About this task
Below are some records. Say in a single number how many of their lines include the word "your".
*** Block opens ***
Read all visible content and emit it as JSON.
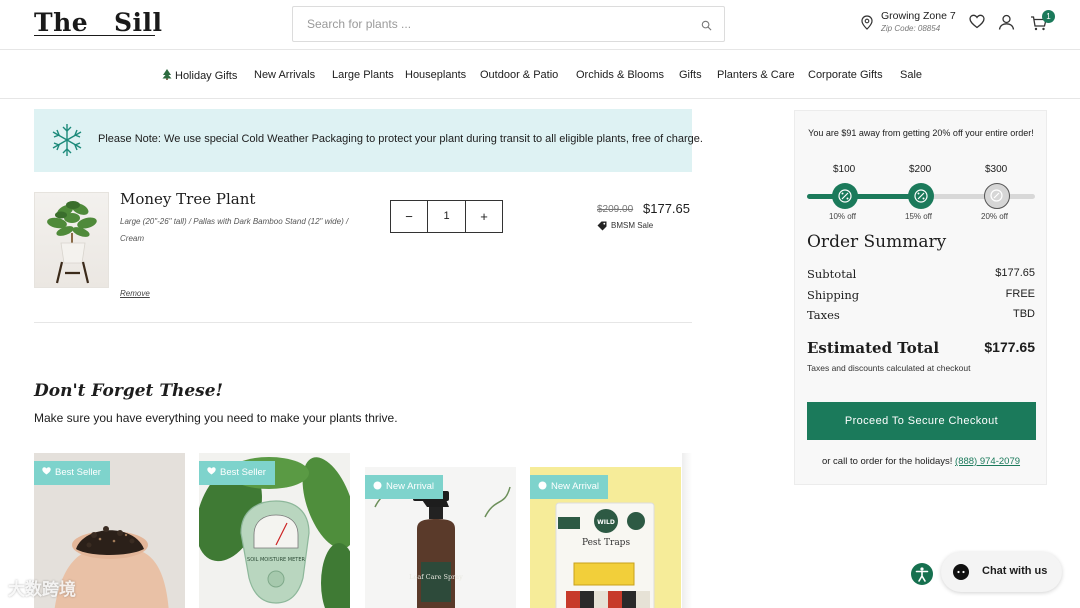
{
  "header": {
    "logo_part1": "The",
    "logo_part2": "Sill",
    "search_placeholder": "Search for plants ...",
    "zone_title": "Growing Zone 7",
    "zone_zip": "Zip Code: 08854",
    "cart_count": "1"
  },
  "nav": {
    "items": [
      "Holiday Gifts",
      "New Arrivals",
      "Large Plants",
      "Houseplants",
      "Outdoor & Patio",
      "Orchids & Blooms",
      "Gifts",
      "Planters & Care",
      "Corporate Gifts",
      "Sale"
    ]
  },
  "notice": {
    "bold": "Please Note:",
    "text": " We use special Cold Weather Packaging to protect your plant during transit to all eligible plants, free of charge."
  },
  "cart_item": {
    "title": "Money Tree Plant",
    "variant": "Large (20\"-26\" tall) / Pallas with Dark Bamboo Stand (12\" wide) / Cream",
    "remove": "Remove",
    "qty_minus": "−",
    "qty_value": "1",
    "qty_plus": "+",
    "old_price": "$209.00",
    "new_price": "$177.65",
    "sale_label": "BMSM Sale"
  },
  "dont_forget": {
    "title": "Don't Forget These!",
    "subtitle": "Make sure you have everything you need to make your plants thrive.",
    "cards": [
      {
        "badge": "Best Seller",
        "badge_icon": "heart-icon"
      },
      {
        "badge": "Best Seller",
        "badge_icon": "heart-icon"
      },
      {
        "badge": "New Arrival",
        "badge_icon": "circle-icon"
      },
      {
        "badge": "New Arrival",
        "badge_icon": "circle-icon"
      }
    ],
    "product_labels": {
      "meter": "SOIL MOISTURE METER",
      "spray": "Leaf Care Spray",
      "wild": "WILD",
      "traps": "Pest Traps"
    }
  },
  "summary": {
    "promo": "You are $91 away from getting 20% off your entire order!",
    "tiers": [
      {
        "amount": "$100",
        "off": "10% off",
        "reached": true
      },
      {
        "amount": "$200",
        "off": "15% off",
        "reached": true
      },
      {
        "amount": "$300",
        "off": "20% off",
        "reached": false
      }
    ],
    "progress_fraction": 0.5,
    "title": "Order Summary",
    "subtotal_label": "Subtotal",
    "subtotal_value": "$177.65",
    "shipping_label": "Shipping",
    "shipping_value": "FREE",
    "taxes_label": "Taxes",
    "taxes_value": "TBD",
    "est_label": "Estimated Total",
    "est_value": "$177.65",
    "est_note": "Taxes and discounts calculated at checkout",
    "checkout_label": "Proceed To Secure Checkout",
    "call_text": "or call to order for the holidays! ",
    "call_phone": "(888) 974-2079"
  },
  "chat": {
    "label": "Chat with us"
  },
  "watermark": "大数跨境",
  "colors": {
    "accent": "#1b7a5b",
    "notice_bg": "#def2f3",
    "badge_bg": "#7ed3cc"
  }
}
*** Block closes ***
Reply to the task
3